You probably sat through more than one parent-teacher conference, listening to Mrs. Got-It-In-For-Your-Kid tell you lies about your perfect student. You say to yourself things like, “It’s this negative environment,” or, “It’s Common Core,” or, “It’s the FDA classifying cafeteria pizza as a vegetable serving.” But, sometimes it’s just your obnoxious kid — and you need to fix it.
John Miller is a father of 7 and creator of the Question Behind the Question (QBQ) method, which aims to get to the root of an issue. It also frees up all that time you’d spend blaming, complaining, and procrastinating and help you take accountability for your life — and your kid for theirs. The good news is that Miller put all of this actionable info in his book Raising Accountable Kids, co-authored with his wife, which applies it directly to parenting. And he wrote The QBQ! Workbook with his daughter Kristin Lindeen, just in case you think Miller didn’t test it on real children.
Here is their combined insight on how to be a positive, accountable parent to positive, accountable kids.
It’s All Your Fault, So Own It
If your kid’s acting out, stop blaming their school or friends or explicit lyrics in hair metal (if you come from the Tipper Gore school of parenting). “What we want is parents, especially young parents, to realize is that ‘My child is a product of my parenting,’” explains John. “And ask ‘What can I do to be a better parent? What can I do to learn new skills?’ Parenting is a learned skill — we’re not born with it.”
The cognitive reframing looks like this: It’s not, “Why is my kid failing in school,” it’s “What can I do to help them get their grades up?” It’s not, “When will they be mature enough to clean their own room,” but “How can I help them learn better habits?”
Get To The Source
Kristin recalls a time when her son Joshua was in kindergarten, and he’d throw tantrum when he came home from school. Timeouts were neither working for him, nor her. “I remember calming myself down and thinking ‘OK, I need a better plan.’ The QBQ was, ‘What can I do to figure out more about the underlying cause than just reacting in the moment?’” she says.
So she went and spoke to her son’s teacher and learned that he was struggling with reading.
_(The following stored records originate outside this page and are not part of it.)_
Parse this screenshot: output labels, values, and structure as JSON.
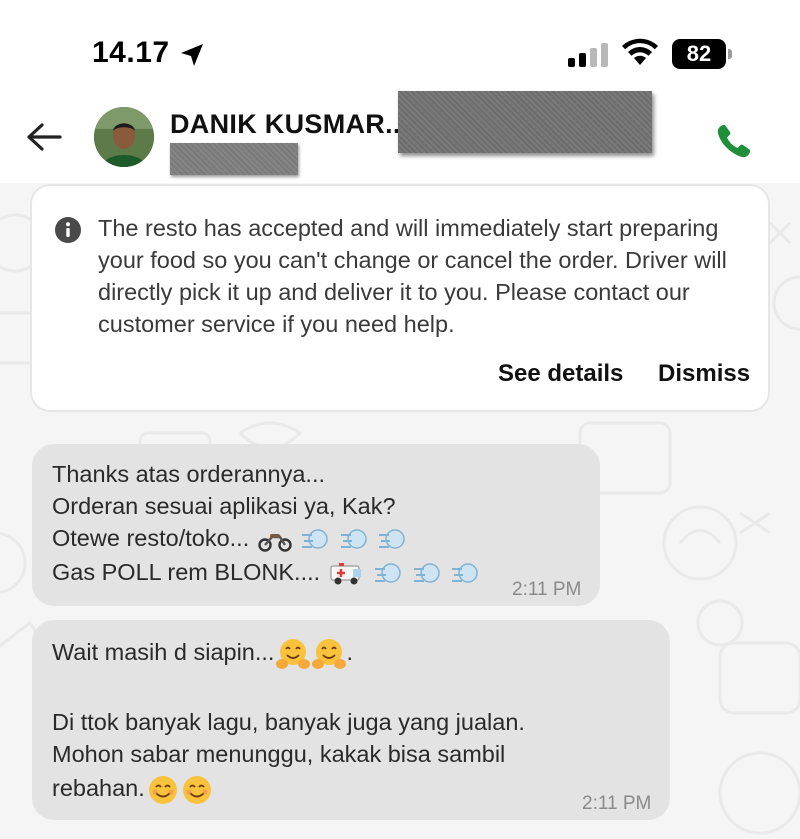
{
  "status_bar": {
    "time": "14.17",
    "battery": "82",
    "icons": [
      "location-arrow-icon",
      "signal-icon",
      "wifi-icon",
      "battery-icon"
    ]
  },
  "header": {
    "contact_name": "DANIK KUSMAR..",
    "icons": [
      "back-arrow-icon",
      "phone-icon"
    ],
    "accent_color": "#1f8f3a"
  },
  "notice": {
    "text": "The resto has accepted and will immediately start preparing your food so you can't change or cancel the order. Driver will directly pick it up and deliver it to you. Please contact our customer service if you need help.",
    "lines": [
      "The resto has accepted and will immediately start preparing",
      "your food so you can't change or cancel the order. Driver will",
      "directly pick it up and deliver it to you. Please contact our",
      "customer service if you need help."
    ],
    "see_details": "See details",
    "dismiss": "Dismiss"
  },
  "messages": [
    {
      "lines": [
        "Thanks atas orderannya...",
        "Orderan sesuai aplikasi ya, Kak?",
        "Otewe resto/toko...",
        "Gas POLL rem BLONK...."
      ],
      "emoji_icons": [
        "motorcycle-icon",
        "dash-icon",
        "ambulance-icon"
      ],
      "time": "2:11 PM"
    },
    {
      "lines": [
        "Wait masih d siapin...",
        ".",
        "Di ttok banyak lagu, banyak juga yang jualan.",
        "Mohon sabar menunggu, kakak bisa sambil",
        "rebahan."
      ],
      "emoji_icons": [
        "hugging-face-icon",
        "smiling-face-icon"
      ],
      "time": "2:11 PM"
    }
  ]
}
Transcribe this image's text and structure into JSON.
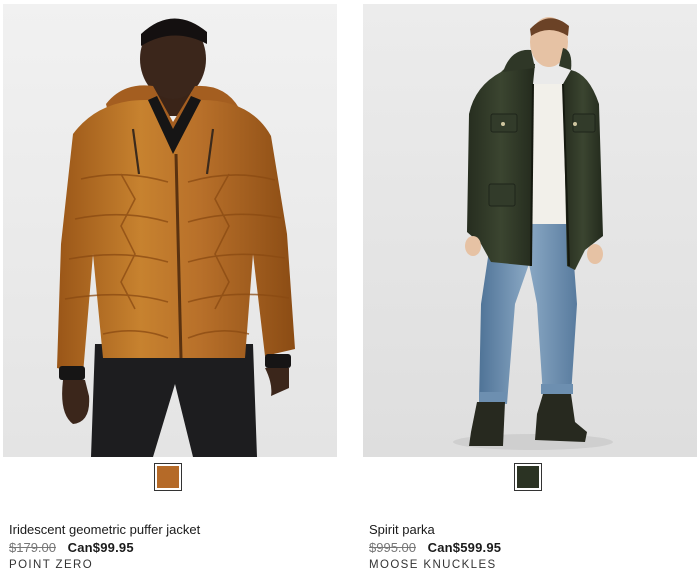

He would also be pulled out of class for one-on-one work, while the rest of the class got to do fun stuff. “Once I knew that, I was able to go to my son and sit down with him and say ‘I understand now. You’re working all day and your brain is working really hard, and you’re just tired aren’t you?” she says. “He started sobbing and said ‘Yes.’ He just didn’t know how to tell me.”
John and Kristin don’t have any tricks to subtly encourage responsibility and accountability in your kid. The big idea is to reinforce specific ideas, and hold them to their obligations. For example, if her kid is throwing a fit about being asked to pick up his toys, Kristin says, “I actually use the language: ‘You’re responsible for this. ‘You’re responsible for the mess you made.’ We have a conversation.” The same goes for identifying behavior like procrastination or blame. The answer to “Why isn’t your lunch in your backpack?” shouldn’t be “Because you didn’t put it in there, dad.” Call them out on that shit.
Obviously, you also have to practice what you preach. “Modeling is the most powerful of all teachers,” says John. “If they don’t see parents whining about going to work or complaining about a boss or getting angry at the neighbor, then you’ve got a better chance of raising an accountable kid.” Save your drama for their momma.
It Never Ends
You can’t just read a couple of baby books and expect to be set on parenting for life. Each stage is going to be different. Each kid is going to be different. Your job is to adapt and learn new tools. For John and his wife, that became clear when they adopted 3 young sisters and were surprised to find they had challenges they didn’t have with their birth children.
“We thought we were pretty effective parents, but we still had to ask as these kids engaged in behaviors we’d never seen before, ‘What can I do to learn new skills?” he explains. “Any parent can use that question. The accountable parent, the QBQ parent, is going to constantly be asking that.” Miller’s advice: Ignore all those self-help books that tell you to stop questioning yourself, because as a parent, you need to.